When I was in middle school I visited a friend’s house and his dad was an electrician and had wired their house to be solar powered. As we talked on the ivy covered back porch he explained that sometimes, when there wasn’t enough solar power, everything would shut down until someone flipped the switch back to commercial while the solar caught up.
Now that I own a giant heap of wood, nails, plaster and shingle (actually a decent 1920’s house) and pay electricity bills regularly (which seem to be increasing), I though I’d check out solar power again and see if it’s feasible.
The first thing I learned is that there are on-grid and off-grid systems. The on-grid systems tie the solar right to the power grid of the city and the city subtracts what one contributes from the total bill, but will not pay for any extra energy generated. However, I’ve read something that makes me think they may have re-started a program which pays watt-per-watt regardless of what is used. I’ll have to check this out with my local electric company (which is also my water & sewer company, by the way). Off-grid systems use banks of batteries which level out the fact that the house will need power even when the sun isn’t out.
Other than being on- or off- grid, solar systems also have a rating of the energy they can produce in terms of KWH, kilowatt-hours, and to know the right size system for a particular house, one must know the KWH usage for the house. Here’s the electric consumption for this house since January 2013:
Renogy (renogy-store.com) has a solar power calculator, which calculates the size of solar power system based on the monthly energy usage. I used 1290 KWH, which may be an anomaly, but having a system that handles anomalies would be good, anyway. I checked the sun hours/day in Michigan, and it’s between 2.5 and 3.5, so I put 3.0 and also that the solar would cover 100% of the energy cost. The resulting system was 14.3-16.4 KWH. The 5KWH systems runs for $9500, so assuming I have enough roof space, the roof would be 3 or 4 times as much, making this $28,500 – $38,000. Wow, too much for me.
So what if I just bought a small 1KW on-grid kit and slowly expanded? The on-grid 1KW kit from Renogy is $2179 and includes 4 panels and inverters, mounting hardware, trunk to connect to the grid and is eligible for the 30% federal tax rebate (knocking about $650 off) bringing the total to about $1525 after April rolls around.
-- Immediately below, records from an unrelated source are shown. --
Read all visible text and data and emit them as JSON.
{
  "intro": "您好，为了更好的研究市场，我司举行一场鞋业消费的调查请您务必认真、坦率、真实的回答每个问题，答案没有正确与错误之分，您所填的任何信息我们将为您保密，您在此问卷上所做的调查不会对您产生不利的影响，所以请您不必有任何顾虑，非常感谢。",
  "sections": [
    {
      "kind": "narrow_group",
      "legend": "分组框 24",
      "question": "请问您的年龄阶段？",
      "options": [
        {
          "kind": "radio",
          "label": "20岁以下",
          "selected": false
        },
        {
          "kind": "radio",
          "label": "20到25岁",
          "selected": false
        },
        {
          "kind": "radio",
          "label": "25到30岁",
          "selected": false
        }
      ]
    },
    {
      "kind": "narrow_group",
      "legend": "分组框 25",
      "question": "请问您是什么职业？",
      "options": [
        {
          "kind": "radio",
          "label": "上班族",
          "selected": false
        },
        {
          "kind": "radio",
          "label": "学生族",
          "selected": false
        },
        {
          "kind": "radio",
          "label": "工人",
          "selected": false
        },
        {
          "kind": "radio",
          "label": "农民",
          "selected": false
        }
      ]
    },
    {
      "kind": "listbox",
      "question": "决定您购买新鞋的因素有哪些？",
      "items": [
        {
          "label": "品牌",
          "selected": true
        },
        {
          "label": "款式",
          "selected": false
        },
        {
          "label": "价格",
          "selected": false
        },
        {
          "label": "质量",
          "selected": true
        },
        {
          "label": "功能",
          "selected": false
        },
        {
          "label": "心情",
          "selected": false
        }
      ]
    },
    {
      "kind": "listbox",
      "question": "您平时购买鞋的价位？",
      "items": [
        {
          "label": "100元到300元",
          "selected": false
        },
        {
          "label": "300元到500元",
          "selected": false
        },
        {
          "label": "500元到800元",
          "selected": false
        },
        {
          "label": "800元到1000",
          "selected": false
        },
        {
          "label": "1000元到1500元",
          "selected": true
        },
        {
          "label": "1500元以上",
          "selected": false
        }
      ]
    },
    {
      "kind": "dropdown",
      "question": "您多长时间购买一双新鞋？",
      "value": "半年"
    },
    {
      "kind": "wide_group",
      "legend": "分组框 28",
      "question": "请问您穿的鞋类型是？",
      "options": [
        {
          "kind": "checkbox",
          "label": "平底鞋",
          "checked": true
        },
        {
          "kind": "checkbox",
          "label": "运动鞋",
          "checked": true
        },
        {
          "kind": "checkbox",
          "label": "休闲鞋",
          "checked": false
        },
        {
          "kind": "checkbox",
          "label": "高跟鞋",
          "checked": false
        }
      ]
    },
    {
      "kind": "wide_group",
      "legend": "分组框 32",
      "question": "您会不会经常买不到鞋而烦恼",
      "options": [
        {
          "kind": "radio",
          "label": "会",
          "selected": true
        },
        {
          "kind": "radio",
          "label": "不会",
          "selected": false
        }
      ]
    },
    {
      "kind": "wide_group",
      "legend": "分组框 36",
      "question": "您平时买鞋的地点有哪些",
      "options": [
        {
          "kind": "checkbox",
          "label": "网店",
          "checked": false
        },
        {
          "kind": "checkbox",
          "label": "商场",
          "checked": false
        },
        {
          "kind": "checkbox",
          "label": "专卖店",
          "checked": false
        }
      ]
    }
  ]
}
But the snag is that, for an off-grid system, the inverter would need to be capable of expansion and I’m not sure if there’s any sort of hardware with a capacity need for expanding an on-grid system. I’ve emailed Renogy so we’ll see 🙂